Daily Management Review

Airbus Pushing To Increase Flight Range Of A220 Jets, Says The Newest US Carrier


Airbus Pushing To Increase Flight Range Of A220 Jets, Says The Newest US Carrier
Airlines using Airbus’ smallest jet, the A220, will now have the option of open more niche routes internationally because the European plane maker is pushing ahead with its plans to plans to increase the range of the craft, said reports quoting the newest operator of the planes.
There were discussions with Airbus about adding extra endurance to the jetliner, airline entrepreneur David Neeleman said last month. This Canadian-designed programme was taken over by the European plane maker in 2018.
A decision to offer the longer-range jet was now a given, said Neelman in an interview to the news agency Reuters as he launched his latest venture - the United States based startup Breeze Airways.
"It is under way, so we are ... kind of arguing about when. But it is not a matter of 'if,' it is just a matter of 'when'," Neeleman said.
No detailed comments on the issue were available from Airbus.
"We are always working with our customers and listening to their fleet needs, and we don’t comment on the status of our confidential discussions," an Airbus spokeswoman told the media.
However in order to preserve and then increase the performance of the aircraft, Airbus will need to add an extra fuel tank to allow increasing distance travelled – which in turn means that the aircraft will be heavier and therefore will require an increasing of the maximum take-off weight of the plane.
"We need to get up to 4,000 (nautical) miles," Neeleman said. The A220-300 currently flies about 3,400 nm (6,300 km).
60 of the 130-seat jets have been ordered by Breeze which puts this fleet between the much larger Boeing 737 MAX 7 planes and the smaller Embraer regional jets.

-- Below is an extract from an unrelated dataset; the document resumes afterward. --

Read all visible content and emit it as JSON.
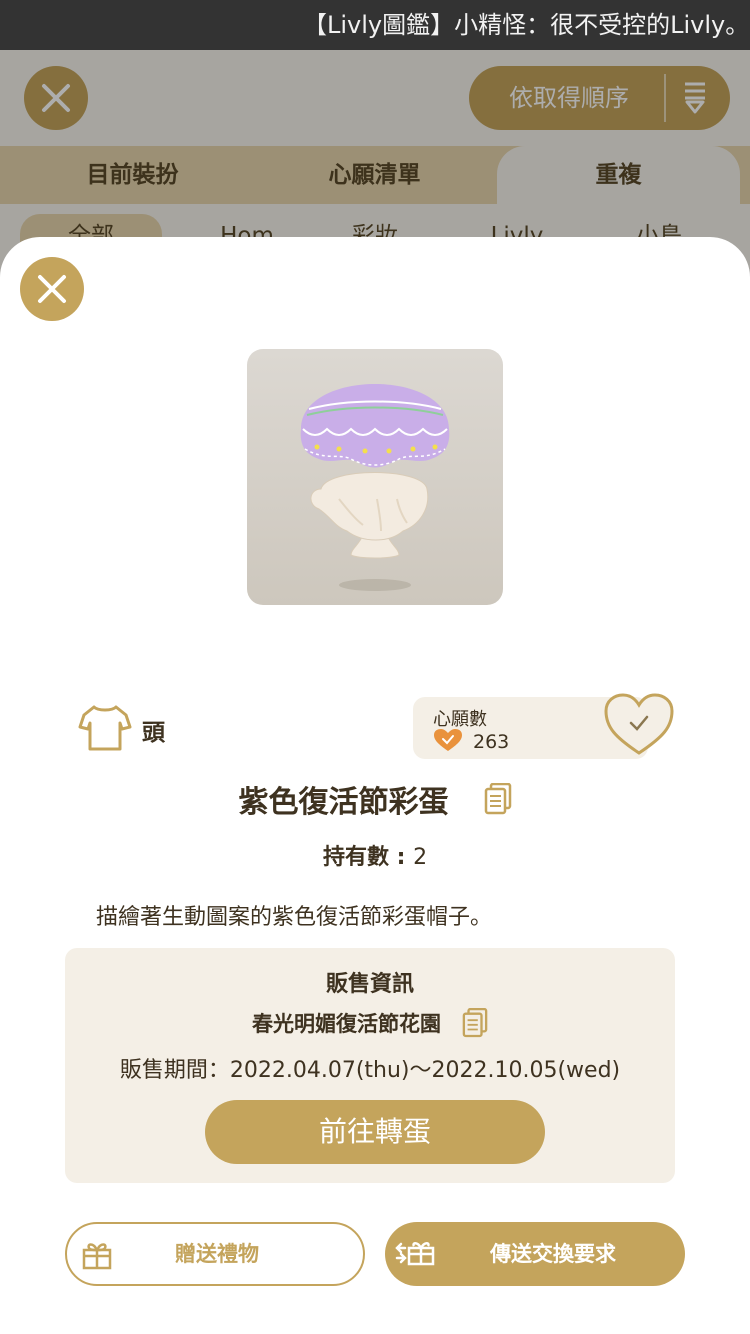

There were recent reports that the order to Airbus by Breeze had already been increased by 20 planes to which Neeleman did not comment.
While reporting the latest order, Airbus did not disclose the name of the buyer. Sources in the industry however have indicated that the buyer is Breeze. The order now makes this airliner the second largest customer of the A220.
The aim of Breeze is to connect yet un-served cities of the United States and it is expected that the airline will accept deliveries of the new A220 planes starting October this year. The company plans to use these crafts on routes that take two hours or more to fly which will eventually also include international markets.
The older Embraer 190/195 aircraft taken from Azul, the Neeleman-founded Brazilian carrier, will be used by Breeze for the shorter routes.
More Embraer 195s from Azul will be taken by Breeze which will allow the Brazilian carrier to accelerate deliveries for the latest E2 model from Embraer, Neeleman said.
This strategy of Breeze to have a mixed fleet of planes is in contrast to the strategy of most other budget carriers that use the same type of aircrafts to cut down on expenses.
While denying that this strategy of the airline would put it in any form of disadvantage, Neelman said the company would be able to offset any "small" cost increases by its ability to open up dozens more routes.